Bungled emails bust suspected setup wreck in UK
December 04, 2019, London,
A web of lies spun by four fraudsters was unravelled by detectives investigating their 'crash for cash' scam.
Police were called when insurers became suspicious about a claim for a collision on the M56 near Runcorn.
And when those involved - including three men from Wirral - offered different stories they ended up being prosecuted rather than paid out.
A ''crash" involving Arnold Flanagan, Levi Ireland, Jamie Howard and Thomas Johnson on July 21, 2016, led to a series of claims to insurers LV.
They were contacted about the incident when a solicitor for Ireland claimed his Mazda had been involved in a crash with a Fiat Punto.
But the insurers found a contact email address submitted by Ireland was the same as one used by Flanagan when he had taken out a policy for his Fiat Punto just three weeks before the incident.
When Flanagan submitted his own claim to LV over the alleged crash - followed by requests from Howard and Johnson, who said they were passengers in his Punto - the insurer became suspicious.
After finding social media links between the four, the insurer rejected the claims and contacted the police, leading to a probe by the City of London Police’s Insurance Fraud Enforcement Department (IFED).
Detectives then listened as interviews led to completely different stories being told by the men:
Ireland admitted he knew Flanagan, but said it was by chance Flanagan and Howard had crashed into the back of his car
Flanagan and Howard said their car had broken down and they phoned Ireland to come and tow them away. Flanagan said Ireland's car had collided with theirs three times whilst being towed
Howard said just one crash, not three, occurred
Johnson was not a passenger, but claimed Flanagan had offered him the chance to make some money if he agreed to say he was. Johnson said he agreed initially, but changed his mind and asked Flanagan to leave him out of the fraud.

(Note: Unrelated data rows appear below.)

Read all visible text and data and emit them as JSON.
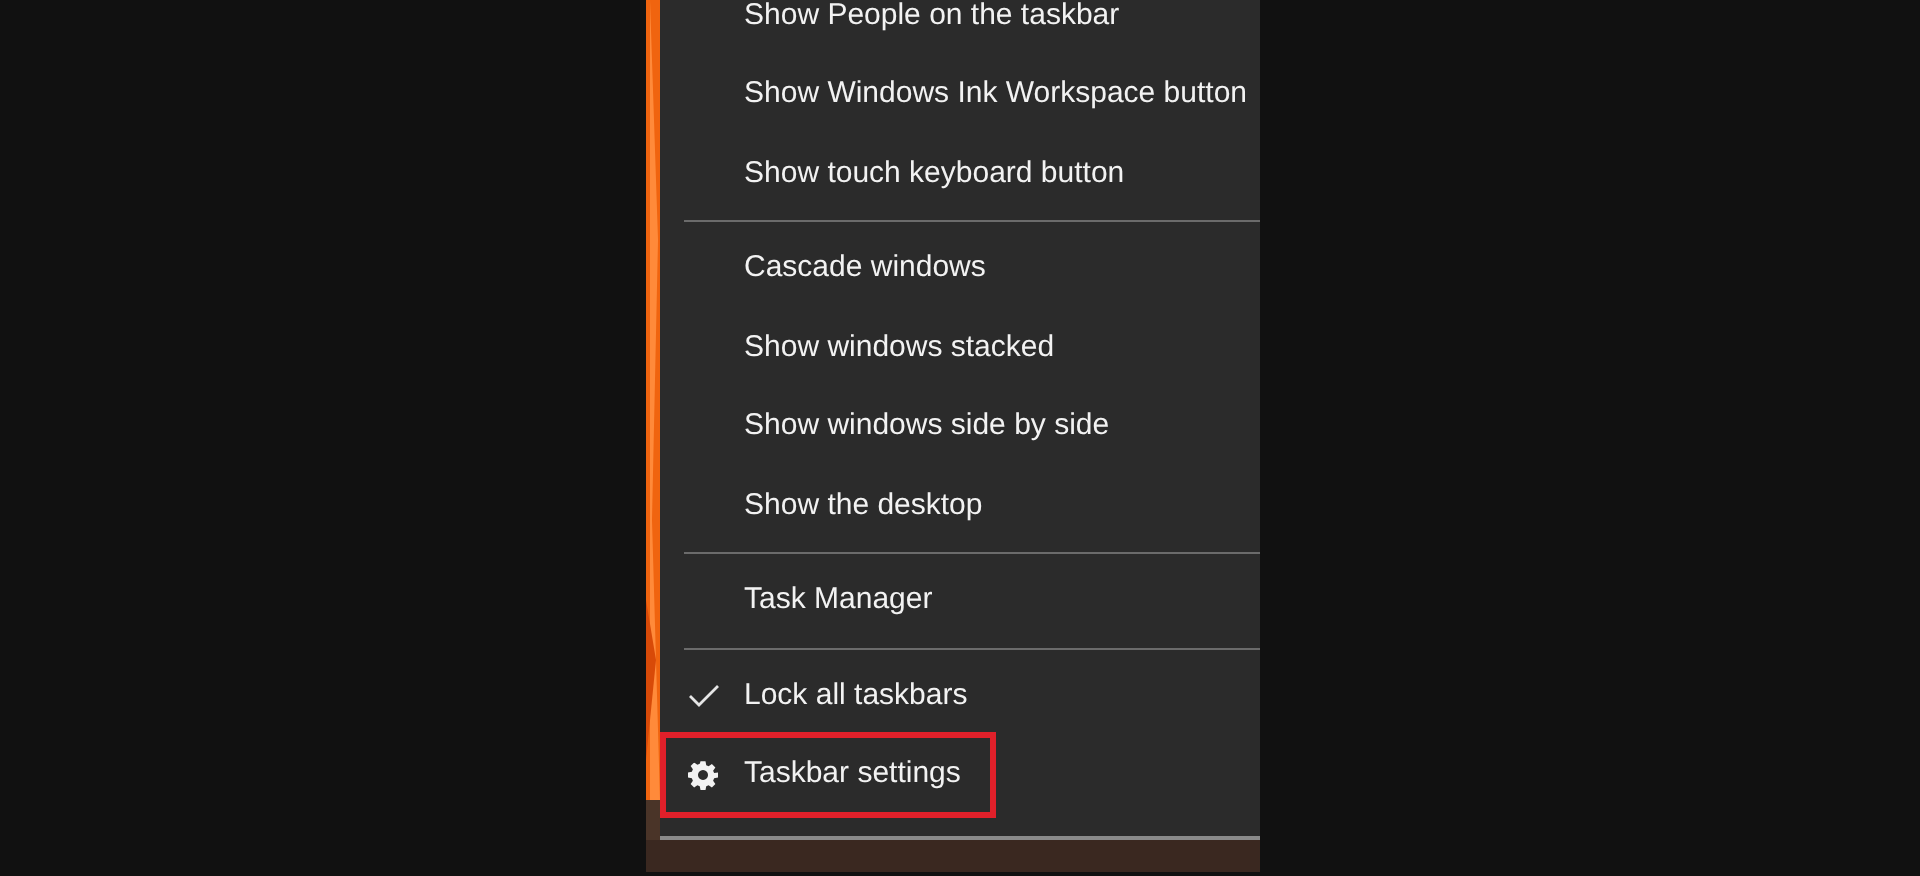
{
  "menu": {
    "items": [
      {
        "kind": "item",
        "label": "Show People on the taskbar",
        "checked": false,
        "highlighted": false
      },
      {
        "kind": "item",
        "label": "Show Windows Ink Workspace button",
        "checked": false,
        "highlighted": false
      },
      {
        "kind": "item",
        "label": "Show touch keyboard button",
        "checked": false,
        "highlighted": false
      },
      {
        "kind": "separator"
      },
      {
        "kind": "item",
        "label": "Cascade windows",
        "checked": false,
        "highlighted": false
      },
      {
        "kind": "item",
        "label": "Show windows stacked",
        "checked": false,
        "highlighted": false
      },
      {
        "kind": "item",
        "label": "Show windows side by side",
        "checked": false,
        "highlighted": false
      },
      {
        "kind": "item",
        "label": "Show the desktop",
        "checked": false,
        "highlighted": false
      },
      {
        "kind": "separator"
      },
      {
        "kind": "item",
        "label": "Task Manager",
        "checked": false,
        "highlighted": false
      },
      {
        "kind": "separator"
      },
      {
        "kind": "item",
        "label": "Lock all taskbars",
        "checked": true,
        "highlighted": false
      },
      {
        "kind": "settings_item",
        "label": "Taskbar settings",
        "checked": false,
        "highlighted": true
      }
    ]
  }
}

When interviewed again, Flanagan admitted he had made a fraudulent insurance application as he did not have a driving licence, but maintained there had been no conspiracy to commit fraud.
However, Flanagan pleaded guilty to the conspiracy on the first day of his trial and Howard later changed his plea to guilty. Thomas Johnson and Levi Ireland had previously pleaded guilty before the trial began.